Container Studio by MB Architecture


New York studio MB Architecture have completed an art studio in the woods made of two steel shipping containers in Amagansett, New York.

Called Container Studio, the structure features two containers positioned next to each other on a foundation wall, within which a basement has been created.

The height of the space was increased by cutting away most of the floor of the containers, connecting them with the basement space beneath.

Above photograph is by Francine Fleischer.

Glass façades seal the containers at either end.

Photographs are by Dalton Portella unless otherwise stated.

Here's some information from the architect:

Art Studio - Amagansett, NY

The client needed an art studio close to her house (which we renovated in 2008).

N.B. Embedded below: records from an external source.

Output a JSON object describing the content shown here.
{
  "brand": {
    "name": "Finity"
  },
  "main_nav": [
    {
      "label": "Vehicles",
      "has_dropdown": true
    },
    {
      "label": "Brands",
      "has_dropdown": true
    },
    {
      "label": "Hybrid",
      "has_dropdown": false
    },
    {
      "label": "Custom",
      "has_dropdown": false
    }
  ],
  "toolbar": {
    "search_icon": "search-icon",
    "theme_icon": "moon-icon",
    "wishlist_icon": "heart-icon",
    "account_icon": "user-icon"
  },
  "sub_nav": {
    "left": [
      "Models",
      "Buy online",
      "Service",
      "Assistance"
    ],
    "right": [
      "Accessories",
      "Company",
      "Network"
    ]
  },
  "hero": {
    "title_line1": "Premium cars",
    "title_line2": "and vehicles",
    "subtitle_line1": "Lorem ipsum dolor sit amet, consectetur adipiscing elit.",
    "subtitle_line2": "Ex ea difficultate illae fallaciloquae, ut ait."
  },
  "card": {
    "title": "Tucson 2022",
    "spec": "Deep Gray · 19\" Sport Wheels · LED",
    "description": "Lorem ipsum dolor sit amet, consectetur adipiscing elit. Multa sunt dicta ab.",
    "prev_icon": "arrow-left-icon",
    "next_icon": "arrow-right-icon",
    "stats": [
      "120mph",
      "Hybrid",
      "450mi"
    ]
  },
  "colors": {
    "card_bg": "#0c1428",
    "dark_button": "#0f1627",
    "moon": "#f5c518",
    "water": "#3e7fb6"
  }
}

Above photograph is by Francine Fleischer.

Her requirements were for a space of about 700 sf and a stringent budget of $60,000; and for a simple structure that would be both inviting and reflective.

Above photograph is by Francine Fleischer.

Our solution was to use two 9’-6” x 40’ x 8’ shipping containers (cost: $2,500 each, delivered) perched over a 9’ foundation wall/cellar.

Above photograph is by Francine Fleischer.

By cutting 75% of the floor of the containers, we were able to move the painting studio to a lower level via a wide staircase and take advantage of a high ceiling.

The staircase itself acts as a transitional space for viewing art work.

The upper floor provides a more intimate work area and a sitting area.

The containers were painted dark charcoal to maintain continuity with the original house and to recede in the shadows of a dense wooded site.

The total area of the studio is 840 sf and the final cost was $58,000.

See also:


Peña Blanca by
DCPP Arquitectos
OceanScope by
AnL Studio
Pandora by
Sander Mulder

Posted on Monday May 31st 2010 at 2:21 pm by Catherine Warmann. Copyright policy | Comments policy

  • Yaknee

    I want one for my home studio ! No more neighborhood issues ! :)

  • martino

    seen from the inside, these are not containers…

  • How were the sidewalls and roof insulated and finished with what specific material? How was the space conditioned?

    I have 3 of these sitting empty at my shop and would like to make one into a showroom.

  • Martino -Yes they are. If you look at the axonometric diagram above (bird’s eye view), you can clearly see where the containers stop and the foundation begins.

  • Excellent idea! I have some friends on remote islands that use containers for storage but this is the BEST! By the way, I love your blog!

  • Don

    At about $69 per square foot, this is not too bad for finished custom construction. Owner builders using containers report finished habitable square footage as low as about $10 per square foot.

    For readers looking for more info about building with containers, there is TONS of info on the net, as this is nothing new for much of the world. Indeed besides homes, containers have been used to build expos, schools, hotels, military housing and shopping centers… to name just a few of their repurposed uses in the recent past.

    One such site for container info you can start at (and there are MANY) is Click on the “containerbay” link there and that will get you started.

  • This Studio is simply fabulous…I have been talking about cargo containers for ever it seems…….Plus I was very impressed with the “affordable” cost to build.

  • Eclipse Projects

    Couple of questions, what is the position of the building inspection department/ officials regarding engineering and/or liability for complete changes to the original structural value of the containters? I can see the economy if one could plasma cut/re-weld to suit however where I am I can see this component of job cost pushing it past cost of stickframe say, on comparable. next question, how was this insulated, assuming closed cell spray foam? GWB attached to furring/steel track? Is the “beam” shown through the open area actually welded joints of a non-removed structural portion of the containers? is very very interesting..

  • This is so innovative, such an important use of resources.

  • arianadourre

    Great design and material choice. The interior is nothing like a container. Beautiful.

  • Tiff

    This would make an amazing small home. I’m picturing it with the main entrance on the lower level. The main space for a small kitchen/living/dining room and upstairs as a sleeping area. The storage area for bathroom and laundry.

    I bet if someone did much of the work themselves and kept the finishes simple; a beautiful, fully outfitted home could be created on the same budget.